For the last few years, the number of personal bankruptcies in the US has hovered between 750,000 and 800,000 per year — if you’re really struggling with debt, filing for bankruptcy can be the best option, but you might find it a little daunting.

A bankruptcy attorney can help you here — with everything from paperwork to legal advice they’ll be able to help you through what might be a difficult time.

What exactly does a bankruptcy attorney do, however? Keep reading our guide below to find out all you need to know.

Keep You Informed

There’s a lot to keep in mind when filing for bankruptcy. To start with, what are the different types of consumer bankruptcy, and what are the requirements you need to comply with?

Types of Consumer Bankruptcy

First up is Chapter 7 bankruptcy. This type of bankruptcy is over relatively quickly — you’ll be able to get rid of unsecured debt like credit cards and medical bills. You’ll have to liquidate your assets, apart from those that may be covered by exemptions in your state.

Then there’s Chapter 13 bankruptcy. With this type, you have the opportunity to reorganize your assets, consolidating payments and repaying your debt over the course of three-to-five years.

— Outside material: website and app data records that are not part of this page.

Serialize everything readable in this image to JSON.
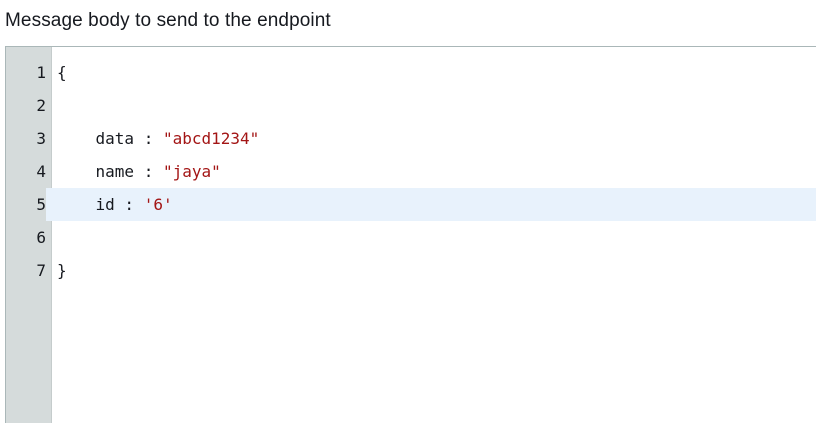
{
  "field": {
    "label": "Message body to send to the endpoint"
  },
  "editor": {
    "active_line": 5,
    "lines": [
      {
        "num": "1",
        "indent": "",
        "key": "",
        "sep": "",
        "value": "",
        "punct": "{"
      },
      {
        "num": "2",
        "indent": "",
        "key": "",
        "sep": "",
        "value": "",
        "punct": ""
      },
      {
        "num": "3",
        "indent": "    ",
        "key": "data",
        "sep": " : ",
        "value": "\"abcd1234\"",
        "punct": ""
      },
      {
        "num": "4",
        "indent": "    ",
        "key": "name",
        "sep": " : ",
        "value": "\"jaya\"",
        "punct": ""
      },
      {
        "num": "5",
        "indent": "    ",
        "key": "id",
        "sep": " : ",
        "value": "'6'",
        "punct": ""
      },
      {
        "num": "6",
        "indent": "",
        "key": "",
        "sep": "",
        "value": "",
        "punct": ""
      },
      {
        "num": "7",
        "indent": "",
        "key": "",
        "sep": "",
        "value": "",
        "punct": "}"
      }
    ]
  },
  "colors": {
    "gutter": "#d5dbdb",
    "active_line": "#e8f2fc",
    "string": "#a31515",
    "text": "#16191f"
  }
}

Should you comply with the plan, you should be able to keep most of your assets.

Your attorney will be able to explain both of these in greater detail so that you can work out which is right for you.

Offer Quality Legal Advice

When it comes to keeping you informed on the legal side of things, what does a bankruptcy lawyer do?

As well as advising you on the types of consumer bankruptcy, your lawyer should let you know what you can expect throughout the entire process, and whether your case is likely to involve any specific risks or difficulties that wouldn’t be present in most cases.

Sort Paperwork

Make no mistake, there’s an awful lot of paperwork when it comes to filing for bankruptcy. Luckily, your attorney should have software that will help deal with the forms and papers.

Just give your attorney the required financial information, and they can deal with it. Your bankruptcy lawyer should also be aware of local regulations regarding deadlines, so there’s no danger of delays or even a dismissal due to a missed deadline.

Represent You

Once a debtor has filed for bankruptcy, they must attend the 341 meeting of creditors — it’s compulsory. However, there are other hearings that you might need to go to. Your attorney can attend, representing you too.

Other hearings might include Chapter 7 reaffirmation hearings, Chapter 13 confirmation hearings, but there are numerous others that could be filed.

Other Roles of a Bankruptcy Attorney

This is just an overview of what a bankruptcy attorney does. It’s not an exhaustive list — their job can involve everything from taking care of repossessions to handling tax refunds.

However, this is what you’ll be able to expect if you’re planning on hiring a bankruptcy attorney.

For more legal advice, be sure to check out the rest of our posts.